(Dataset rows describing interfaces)
● ● ● ● ●

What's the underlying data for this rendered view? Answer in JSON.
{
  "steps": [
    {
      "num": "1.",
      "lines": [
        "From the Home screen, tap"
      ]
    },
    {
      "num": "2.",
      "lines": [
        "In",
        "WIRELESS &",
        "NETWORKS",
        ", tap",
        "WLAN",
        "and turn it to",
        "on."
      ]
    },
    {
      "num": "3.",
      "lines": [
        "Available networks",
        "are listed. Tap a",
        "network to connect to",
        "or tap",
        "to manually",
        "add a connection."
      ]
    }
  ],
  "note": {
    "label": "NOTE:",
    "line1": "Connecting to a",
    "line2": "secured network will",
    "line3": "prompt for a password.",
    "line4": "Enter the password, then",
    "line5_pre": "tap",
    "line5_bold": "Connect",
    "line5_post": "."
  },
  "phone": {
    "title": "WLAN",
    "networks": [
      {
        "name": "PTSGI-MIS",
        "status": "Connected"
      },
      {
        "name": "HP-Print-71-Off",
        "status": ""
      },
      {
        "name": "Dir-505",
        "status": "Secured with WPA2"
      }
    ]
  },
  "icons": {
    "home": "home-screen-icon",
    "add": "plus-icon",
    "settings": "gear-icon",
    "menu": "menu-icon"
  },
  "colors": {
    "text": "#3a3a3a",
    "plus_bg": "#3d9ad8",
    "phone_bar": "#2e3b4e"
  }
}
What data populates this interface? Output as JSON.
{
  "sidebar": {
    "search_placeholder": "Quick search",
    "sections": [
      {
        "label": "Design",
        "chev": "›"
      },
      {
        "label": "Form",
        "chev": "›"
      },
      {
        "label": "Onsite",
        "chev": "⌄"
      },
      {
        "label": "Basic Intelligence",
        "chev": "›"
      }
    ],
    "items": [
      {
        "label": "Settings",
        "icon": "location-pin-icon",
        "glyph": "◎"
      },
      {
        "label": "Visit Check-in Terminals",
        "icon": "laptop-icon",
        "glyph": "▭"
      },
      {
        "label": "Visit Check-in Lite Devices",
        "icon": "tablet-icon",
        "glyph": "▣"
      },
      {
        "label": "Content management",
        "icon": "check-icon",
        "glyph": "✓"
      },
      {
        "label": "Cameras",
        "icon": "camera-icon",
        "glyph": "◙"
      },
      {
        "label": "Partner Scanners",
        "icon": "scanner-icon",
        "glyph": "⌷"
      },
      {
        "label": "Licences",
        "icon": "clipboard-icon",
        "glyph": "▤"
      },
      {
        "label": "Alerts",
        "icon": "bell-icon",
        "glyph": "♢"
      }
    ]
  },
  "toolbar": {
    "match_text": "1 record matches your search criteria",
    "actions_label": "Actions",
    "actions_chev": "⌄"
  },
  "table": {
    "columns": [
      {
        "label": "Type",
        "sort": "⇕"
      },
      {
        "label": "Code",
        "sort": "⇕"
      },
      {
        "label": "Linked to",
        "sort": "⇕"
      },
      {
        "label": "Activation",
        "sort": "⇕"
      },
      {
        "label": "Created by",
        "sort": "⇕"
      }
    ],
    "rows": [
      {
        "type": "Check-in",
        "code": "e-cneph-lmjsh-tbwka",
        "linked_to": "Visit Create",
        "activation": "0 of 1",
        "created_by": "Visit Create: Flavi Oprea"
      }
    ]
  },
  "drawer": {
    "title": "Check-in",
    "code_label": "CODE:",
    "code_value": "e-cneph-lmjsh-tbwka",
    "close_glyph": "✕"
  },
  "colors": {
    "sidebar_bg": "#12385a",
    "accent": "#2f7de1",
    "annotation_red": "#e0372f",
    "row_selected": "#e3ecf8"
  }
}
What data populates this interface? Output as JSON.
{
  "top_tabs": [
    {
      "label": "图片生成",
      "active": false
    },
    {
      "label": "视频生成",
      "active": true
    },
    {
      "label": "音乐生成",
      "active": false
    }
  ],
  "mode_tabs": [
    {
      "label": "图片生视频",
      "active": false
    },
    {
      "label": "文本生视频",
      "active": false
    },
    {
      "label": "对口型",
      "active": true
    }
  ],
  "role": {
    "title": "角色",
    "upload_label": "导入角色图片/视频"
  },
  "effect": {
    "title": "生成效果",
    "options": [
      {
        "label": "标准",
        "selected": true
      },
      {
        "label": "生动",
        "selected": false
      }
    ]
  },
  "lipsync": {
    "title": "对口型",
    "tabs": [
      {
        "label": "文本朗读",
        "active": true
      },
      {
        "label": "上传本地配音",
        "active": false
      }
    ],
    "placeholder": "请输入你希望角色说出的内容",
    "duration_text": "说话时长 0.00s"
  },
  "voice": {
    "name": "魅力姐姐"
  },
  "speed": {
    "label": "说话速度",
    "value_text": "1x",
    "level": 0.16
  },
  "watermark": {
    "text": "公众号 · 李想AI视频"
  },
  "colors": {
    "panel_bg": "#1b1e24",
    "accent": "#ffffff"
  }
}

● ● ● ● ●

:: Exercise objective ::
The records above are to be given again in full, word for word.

:: Finished exercise ::
What's the underlying data for this rendered view? Answer in JSON.
{
  "steps": [
    {
      "num": "1.",
      "lines": [
        "From the Home screen, tap"
      ]
    },
    {
      "num": "2.",
      "lines": [
        "In",
        "WIRELESS &",
        "NETWORKS",
        ", tap",
        "WLAN",
        "and turn it to",
        "on."
      ]
    },
    {
      "num": "3.",
      "lines": [
        "Available networks",
        "are listed. Tap a",
        "network to connect to",
        "or tap",
        "to manually",
        "add a connection."
      ]
    }
  ],
  "note": {
    "label": "NOTE:",
    "line1": "Connecting to a",
    "line2": "secured network will",
    "line3": "prompt for a password.",
    "line4": "Enter the password, then",
    "line5_pre": "tap",
    "line5_bold": "Connect",
    "line5_post": "."
  },
  "phone": {
    "title": "WLAN",
    "networks": [
      {
        "name": "PTSGI-MIS",
        "status": "Connected"
      },
      {
        "name": "HP-Print-71-Off",
        "status": ""
      },
      {
        "name": "Dir-505",
        "status": "Secured with WPA2"
      }
    ]
  },
  "icons": {
    "home": "home-screen-icon",
    "add": "plus-icon",
    "settings": "gear-icon",
    "menu": "menu-icon"
  },
  "colors": {
    "text": "#3a3a3a",
    "plus_bg": "#3d9ad8",
    "phone_bar": "#2e3b4e"
  }
}
What data populates this interface? Output as JSON.
{
  "sidebar": {
    "search_placeholder": "Quick search",
    "sections": [
      {
        "label": "Design",
        "chev": "›"
      },
      {
        "label": "Form",
        "chev": "›"
      },
      {
        "label": "Onsite",
        "chev": "⌄"
      },
      {
        "label": "Basic Intelligence",
        "chev": "›"
      }
    ],
    "items": [
      {
        "label": "Settings",
        "icon": "location-pin-icon",
        "glyph": "◎"
      },
      {
        "label": "Visit Check-in Terminals",
        "icon": "laptop-icon",
        "glyph": "▭"
      },
      {
        "label": "Visit Check-in Lite Devices",
        "icon": "tablet-icon",
        "glyph": "▣"
      },
      {
        "label": "Content management",
        "icon": "check-icon",
        "glyph": "✓"
      },
      {
        "label": "Cameras",
        "icon": "camera-icon",
        "glyph": "◙"
      },
      {
        "label": "Partner Scanners",
        "icon": "scanner-icon",
        "glyph": "⌷"
      },
      {
        "label": "Licences",
        "icon": "clipboard-icon",
        "glyph": "▤"
      },
      {
        "label": "Alerts",
        "icon": "bell-icon",
        "glyph": "♢"
      }
    ]
  },
  "toolbar": {
    "match_text": "1 record matches your search criteria",
    "actions_label": "Actions",
    "actions_chev": "⌄"
  },
  "table": {
    "columns": [
      {
        "label": "Type",
        "sort": "⇕"
      },
      {
        "label": "Code",
        "sort": "⇕"
      },
      {
        "label": "Linked to",
        "sort": "⇕"
      },
      {
        "label": "Activation",
        "sort": "⇕"
      },
      {
        "label": "Created by",
        "sort": "⇕"
      }
    ],
    "rows": [
      {
        "type": "Check-in",
        "code": "e-cneph-lmjsh-tbwka",
        "linked_to": "Visit Create",
        "activation": "0 of 1",
        "created_by": "Visit Create: Flavi Oprea"
      }
    ]
  },
  "drawer": {
    "title": "Check-in",
    "code_label": "CODE:",
    "code_value": "e-cneph-lmjsh-tbwka",
    "close_glyph": "✕"
  },
  "colors": {
    "sidebar_bg": "#12385a",
    "accent": "#2f7de1",
    "annotation_red": "#e0372f",
    "row_selected": "#e3ecf8"
  }
}
What data populates this interface? Output as JSON.
{
  "top_tabs": [
    {
      "label": "图片生成",
      "active": false
    },
    {
      "label": "视频生成",
      "active": true
    },
    {
      "label": "音乐生成",
      "active": false
    }
  ],
  "mode_tabs": [
    {
      "label": "图片生视频",
      "active": false
    },
    {
      "label": "文本生视频",
      "active": false
    },
    {
      "label": "对口型",
      "active": true
    }
  ],
  "role": {
    "title": "角色",
    "upload_label": "导入角色图片/视频"
  },
  "effect": {
    "title": "生成效果",
    "options": [
      {
        "label": "标准",
        "selected": true
      },
      {
        "label": "生动",
        "selected": false
      }
    ]
  },
  "lipsync": {
    "title": "对口型",
    "tabs": [
      {
        "label": "文本朗读",
        "active": true
      },
      {
        "label": "上传本地配音",
        "active": false
      }
    ],
    "placeholder": "请输入你希望角色说出的内容",
    "duration_text": "说话时长 0.00s"
  },
  "voice": {
    "name": "魅力姐姐"
  },
  "speed": {
    "label": "说话速度",
    "value_text": "1x",
    "level": 0.16
  },
  "watermark": {
    "text": "公众号 · 李想AI视频"
  },
  "colors": {
    "panel_bg": "#1b1e24",
    "accent": "#ffffff"
  }
}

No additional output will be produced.